  • The work was carried out while pilgrims continued to circumambulate the Kaaba
  • A team of 160 workers carry out the task in record time, while pilgrims continue around them

JEDDAH: It took a team of 160 workers and technicians just three hours to fit the cloth that covers the Kaaba in the Grand Mosque in Makkah, setting a new record, state news agency SPA reported.

Working under the management of Saudi Arabia’s  General Presidency of the Grand Mosque and the Prophet's Mosque Affairs, the team actually finished 30 minutes earlier than the allotted time, fitting the Kiswa to the Kaaba.

The new cloth was prepared and transported before Monday’s Fajr prayer to the Grand Mosque.

The Kaaba is 14 meters high and its longest wall is 13 meters wide.

The Kiswa is made of 670 kilograms of silk, 120 kg of gold, and 100 kg of silver.

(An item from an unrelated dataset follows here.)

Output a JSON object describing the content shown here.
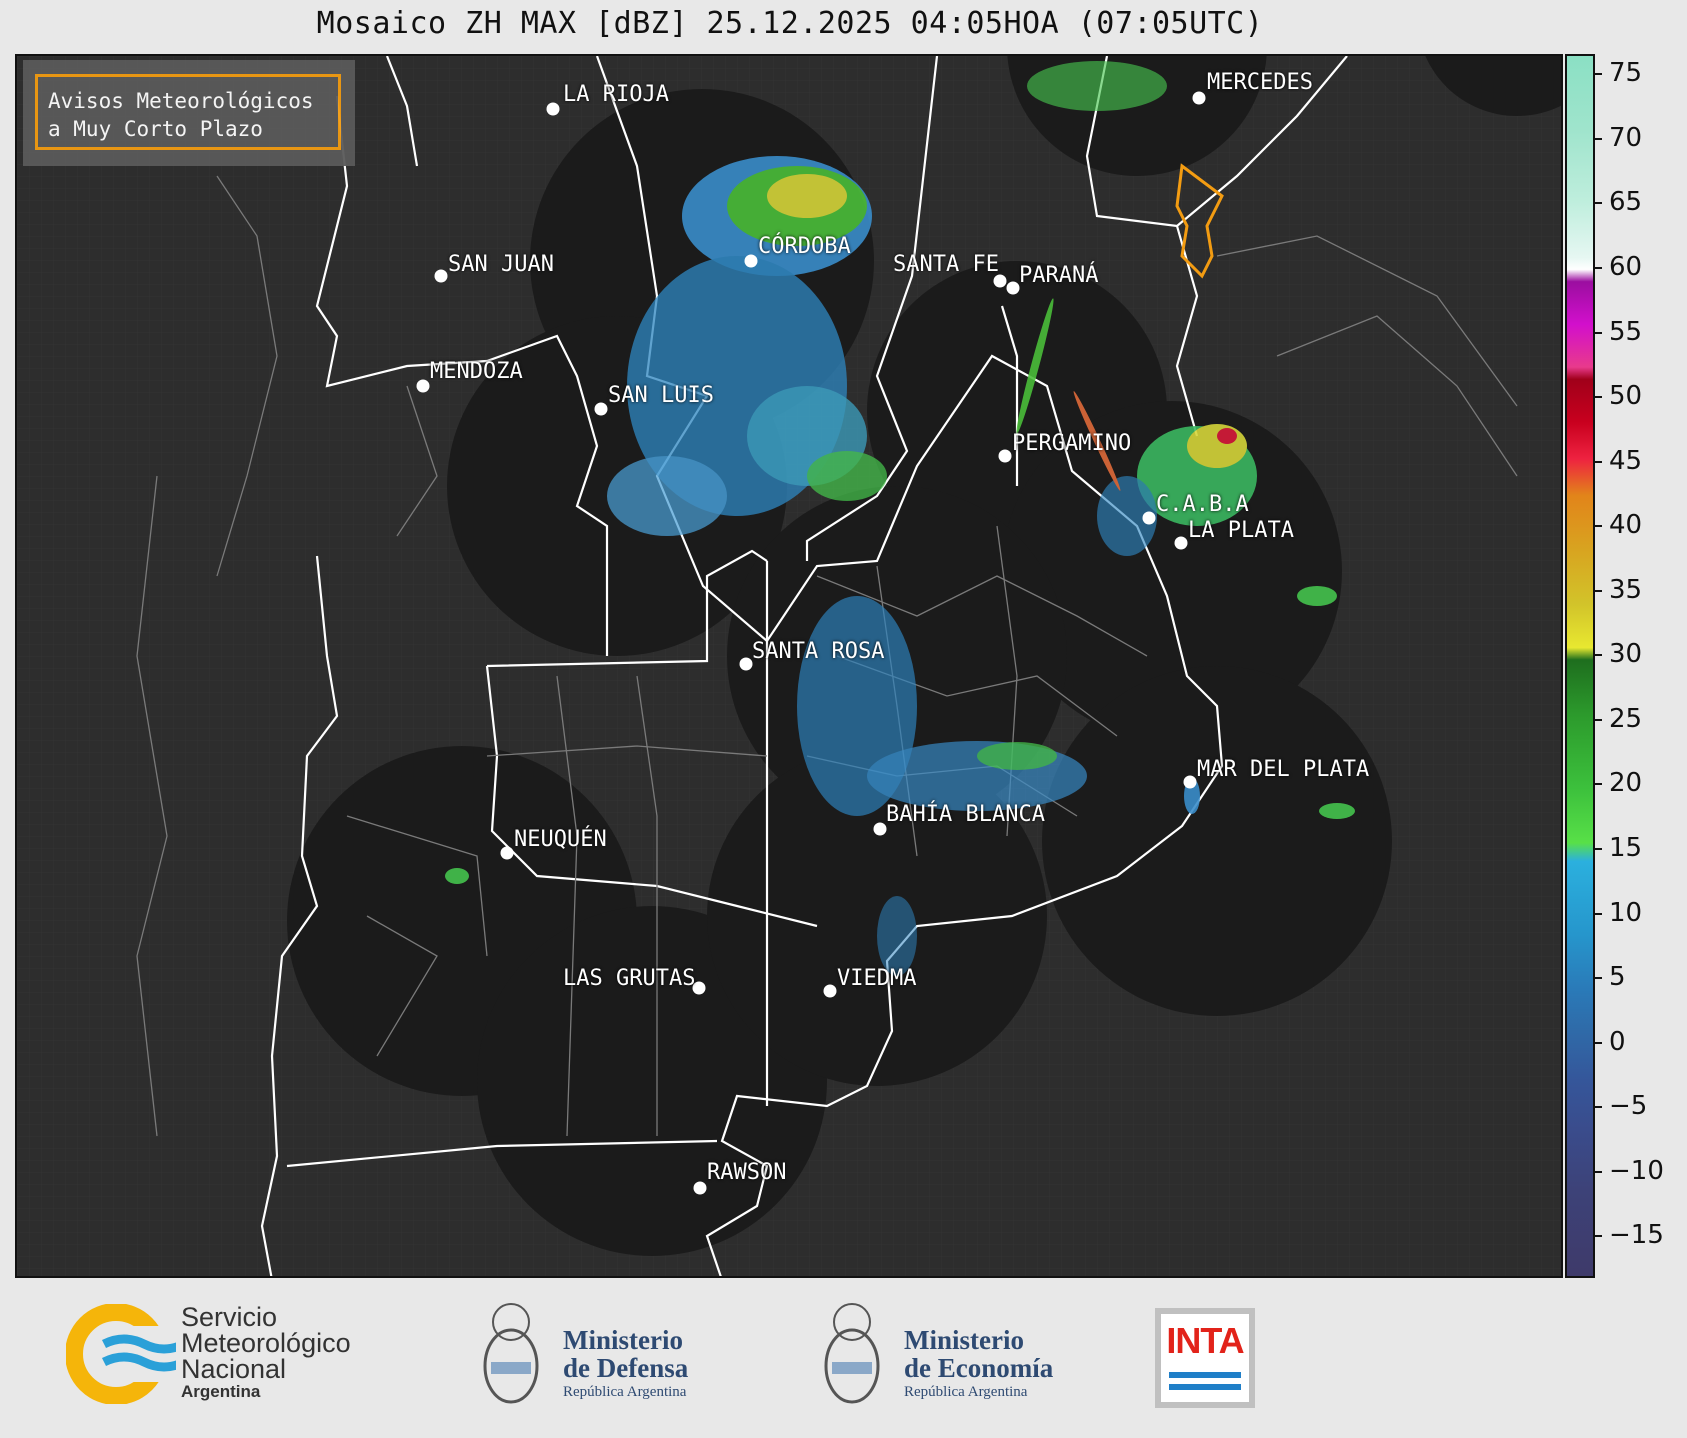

Every meter of silk was created by 100,000 threads, and the overall weight of the Kiswa is 1,150 kg, produced on 23 modern sewing machines.